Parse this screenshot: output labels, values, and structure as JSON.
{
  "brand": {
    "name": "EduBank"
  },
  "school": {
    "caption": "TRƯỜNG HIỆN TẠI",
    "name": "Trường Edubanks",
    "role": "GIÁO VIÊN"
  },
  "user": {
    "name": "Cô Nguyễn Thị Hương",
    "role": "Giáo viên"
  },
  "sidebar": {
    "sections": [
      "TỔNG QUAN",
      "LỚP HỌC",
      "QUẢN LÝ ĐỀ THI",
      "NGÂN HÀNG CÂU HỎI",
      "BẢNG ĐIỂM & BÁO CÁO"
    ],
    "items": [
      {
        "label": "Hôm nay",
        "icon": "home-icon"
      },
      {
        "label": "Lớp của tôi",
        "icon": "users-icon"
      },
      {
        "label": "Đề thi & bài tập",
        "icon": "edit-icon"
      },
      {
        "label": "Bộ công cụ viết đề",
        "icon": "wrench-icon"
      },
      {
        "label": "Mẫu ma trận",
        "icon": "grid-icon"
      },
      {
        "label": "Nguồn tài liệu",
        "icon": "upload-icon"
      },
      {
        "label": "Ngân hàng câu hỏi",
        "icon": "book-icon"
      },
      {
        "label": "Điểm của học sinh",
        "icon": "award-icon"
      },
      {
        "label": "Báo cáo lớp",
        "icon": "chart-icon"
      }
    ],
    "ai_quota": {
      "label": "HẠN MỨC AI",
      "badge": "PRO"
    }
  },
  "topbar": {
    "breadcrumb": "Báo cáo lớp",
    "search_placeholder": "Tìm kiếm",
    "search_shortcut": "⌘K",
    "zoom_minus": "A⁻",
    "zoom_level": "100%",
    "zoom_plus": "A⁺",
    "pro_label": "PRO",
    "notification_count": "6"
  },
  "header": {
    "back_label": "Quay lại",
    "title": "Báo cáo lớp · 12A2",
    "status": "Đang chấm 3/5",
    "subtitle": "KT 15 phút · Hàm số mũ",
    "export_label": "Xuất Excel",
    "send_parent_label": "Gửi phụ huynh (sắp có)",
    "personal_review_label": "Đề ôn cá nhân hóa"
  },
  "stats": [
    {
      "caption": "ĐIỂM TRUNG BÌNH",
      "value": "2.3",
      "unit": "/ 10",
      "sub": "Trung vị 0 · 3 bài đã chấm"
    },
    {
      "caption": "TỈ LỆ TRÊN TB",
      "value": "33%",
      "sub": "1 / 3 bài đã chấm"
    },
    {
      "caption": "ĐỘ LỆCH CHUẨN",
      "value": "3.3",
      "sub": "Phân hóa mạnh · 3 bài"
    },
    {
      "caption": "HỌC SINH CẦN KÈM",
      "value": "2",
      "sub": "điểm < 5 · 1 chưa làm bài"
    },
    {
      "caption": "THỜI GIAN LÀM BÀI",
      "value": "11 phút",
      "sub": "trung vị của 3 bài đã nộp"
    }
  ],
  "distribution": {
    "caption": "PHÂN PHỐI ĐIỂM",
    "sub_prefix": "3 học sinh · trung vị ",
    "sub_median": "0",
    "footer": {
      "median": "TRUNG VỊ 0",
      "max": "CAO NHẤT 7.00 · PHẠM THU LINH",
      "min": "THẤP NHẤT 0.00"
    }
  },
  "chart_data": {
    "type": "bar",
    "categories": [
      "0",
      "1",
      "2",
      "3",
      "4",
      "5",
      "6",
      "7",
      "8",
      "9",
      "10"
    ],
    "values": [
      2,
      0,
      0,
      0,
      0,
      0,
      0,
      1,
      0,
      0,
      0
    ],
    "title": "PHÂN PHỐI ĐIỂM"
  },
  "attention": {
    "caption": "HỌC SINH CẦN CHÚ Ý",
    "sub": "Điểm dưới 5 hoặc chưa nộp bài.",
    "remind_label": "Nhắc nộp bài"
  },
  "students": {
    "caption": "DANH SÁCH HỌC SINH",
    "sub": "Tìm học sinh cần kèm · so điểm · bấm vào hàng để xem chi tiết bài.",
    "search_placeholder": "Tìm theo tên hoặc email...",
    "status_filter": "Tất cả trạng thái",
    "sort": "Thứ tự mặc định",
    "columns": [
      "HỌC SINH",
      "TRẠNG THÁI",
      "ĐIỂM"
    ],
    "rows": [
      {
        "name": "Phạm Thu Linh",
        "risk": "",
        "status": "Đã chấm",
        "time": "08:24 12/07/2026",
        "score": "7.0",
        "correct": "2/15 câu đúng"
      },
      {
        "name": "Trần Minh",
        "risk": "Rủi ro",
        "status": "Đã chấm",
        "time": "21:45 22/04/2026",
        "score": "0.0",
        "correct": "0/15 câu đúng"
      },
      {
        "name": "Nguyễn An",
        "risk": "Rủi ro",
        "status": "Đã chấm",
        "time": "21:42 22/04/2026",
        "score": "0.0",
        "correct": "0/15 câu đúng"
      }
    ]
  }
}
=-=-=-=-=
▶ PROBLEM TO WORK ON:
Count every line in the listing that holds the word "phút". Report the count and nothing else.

▶ FINISHED EXERCISE:
2